The U.S. Antarctic Base, McMurdo Station is located at the foot of Ross Island in McMurdo Sound, which at nearly 78 /S, is within 780 miles of theSouth Pole - nowhere else in Antarctica are you able to penetrate this far south on any vessel! McMurdo is the largest research centre in Antarctica, and the site of Scott’s Discovery Expedition hut, from 1901-04. At Scott Base, the friendly New Zealanders take us on a tour including Discovery Hut and show some of their scientific work. The souvenir shop at the base has patches, tee shirts and other Antarctic memorabilia. A hike up to the Memorial Cross to Scott at the peak of Observation Hill offers magnificent views over the sound and the vast Ross Ice Shelf. McMurdo Sound is also home to many Orca (Killer whales), and we keep a close watch for these magnificent animals.
These small, rugged islands lie offshore Cape Hallett and have only been rarely visited. An Adelie Penguin rookery,numbering tens of thousands of birds, blankets Foyn Island. Here are further enjoyable opportunities to observe their busy activities, with the superb backdrop of the Admiralty Mountains across the water.
Days 23 - 26
At sea en-route to Campbell Island, we will see a similar range of species as we saw en-route to Macquarie Island from the Auckland Islands. There will be a series of lectures preparing us for our visit to Campbell Island. Also a time to rest and enjoy shipboard life.
Day 27 -28
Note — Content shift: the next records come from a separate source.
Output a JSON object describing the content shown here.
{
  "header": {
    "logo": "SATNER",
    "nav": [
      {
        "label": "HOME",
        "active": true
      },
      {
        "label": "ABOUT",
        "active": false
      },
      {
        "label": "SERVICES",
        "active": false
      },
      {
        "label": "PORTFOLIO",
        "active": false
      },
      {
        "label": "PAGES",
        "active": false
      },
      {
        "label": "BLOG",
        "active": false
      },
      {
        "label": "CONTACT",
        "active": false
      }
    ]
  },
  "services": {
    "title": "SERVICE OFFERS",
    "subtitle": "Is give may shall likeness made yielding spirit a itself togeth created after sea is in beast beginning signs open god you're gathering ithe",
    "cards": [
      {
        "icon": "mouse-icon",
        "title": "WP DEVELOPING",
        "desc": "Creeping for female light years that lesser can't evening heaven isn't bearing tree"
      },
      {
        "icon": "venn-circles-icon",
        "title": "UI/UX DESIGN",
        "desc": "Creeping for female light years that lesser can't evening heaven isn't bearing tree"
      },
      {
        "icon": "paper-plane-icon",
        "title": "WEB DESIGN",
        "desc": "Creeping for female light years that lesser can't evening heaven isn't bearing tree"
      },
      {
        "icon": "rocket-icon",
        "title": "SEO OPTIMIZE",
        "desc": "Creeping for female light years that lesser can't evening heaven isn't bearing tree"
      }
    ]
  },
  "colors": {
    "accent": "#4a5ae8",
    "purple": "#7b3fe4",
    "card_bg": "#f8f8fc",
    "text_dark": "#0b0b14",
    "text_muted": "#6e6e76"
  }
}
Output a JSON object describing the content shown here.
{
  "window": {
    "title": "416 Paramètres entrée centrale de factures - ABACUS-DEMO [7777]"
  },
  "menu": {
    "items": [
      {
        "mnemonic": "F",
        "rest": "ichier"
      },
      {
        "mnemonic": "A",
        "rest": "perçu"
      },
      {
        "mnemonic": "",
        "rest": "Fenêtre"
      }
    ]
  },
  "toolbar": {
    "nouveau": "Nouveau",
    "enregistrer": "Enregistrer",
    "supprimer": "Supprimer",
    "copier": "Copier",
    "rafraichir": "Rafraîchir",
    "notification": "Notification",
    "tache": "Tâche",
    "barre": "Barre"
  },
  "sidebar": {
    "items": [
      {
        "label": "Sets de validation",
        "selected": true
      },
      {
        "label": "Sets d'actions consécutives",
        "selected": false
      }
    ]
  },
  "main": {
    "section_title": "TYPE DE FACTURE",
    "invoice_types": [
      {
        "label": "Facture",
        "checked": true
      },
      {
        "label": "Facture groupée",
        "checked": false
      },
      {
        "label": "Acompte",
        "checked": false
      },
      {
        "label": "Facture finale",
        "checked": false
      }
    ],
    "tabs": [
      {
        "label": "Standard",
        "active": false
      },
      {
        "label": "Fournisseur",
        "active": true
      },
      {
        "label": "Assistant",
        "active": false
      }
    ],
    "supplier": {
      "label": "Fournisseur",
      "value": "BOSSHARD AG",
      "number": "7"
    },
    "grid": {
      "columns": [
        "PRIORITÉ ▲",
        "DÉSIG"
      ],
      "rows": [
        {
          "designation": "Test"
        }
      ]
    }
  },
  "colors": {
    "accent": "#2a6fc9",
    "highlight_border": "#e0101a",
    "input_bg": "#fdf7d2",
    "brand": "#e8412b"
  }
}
We arrive at Campbell Island, a place of rugged scenery, unique flora and abundant wildlife. At Perseverance Harbour, there is a now abandoned New Zealand meteorological station. Around the harbour are Campbell Island Shags, as wella s penguins, Fur Seals and rare Hookers Sealions. The highlight of our visit is a walk to the hilltop breeding sites of Royal Albatross. Over six thousand pairs breed on Campbell Island. These magnificent birds, close relations and the same size as the Wandering Albatross, have the largest wingspan in the world and are very approachable, making superb photographic subjects. The wildflowers which have made a dramatic recovery since the removal of sheep should also be in full flower.
At sea en-route to the Port of Bluff. A chance to relax and reflect on what will have been an amazing experience. Lecturers will take the opportunity to recap the highlights of the Expedition and we will enjoy a farewell dinner tonight as we cross the last few miles of our journey.
We arrive at the Port of Bluff. After breakfast and customs formalities have been completed we will disembark.
PLEASE NOTE : 6th Feb departure returns to the Port of Lyttelton (Christchurch) and is 31 days in duration.Landings at the Sub Antarctic Islands are by permit only as administered by the Government of New Zealand. No landings are permitted at Snares Is. Circumstances may be encountered during our voyage which will make it necessary or desirable to deviate from the proposed itinerary. These circumstances include poor weather and opportunities for making unplanned excursions. Your Expedition Leader will keep you fully informed during the voyage.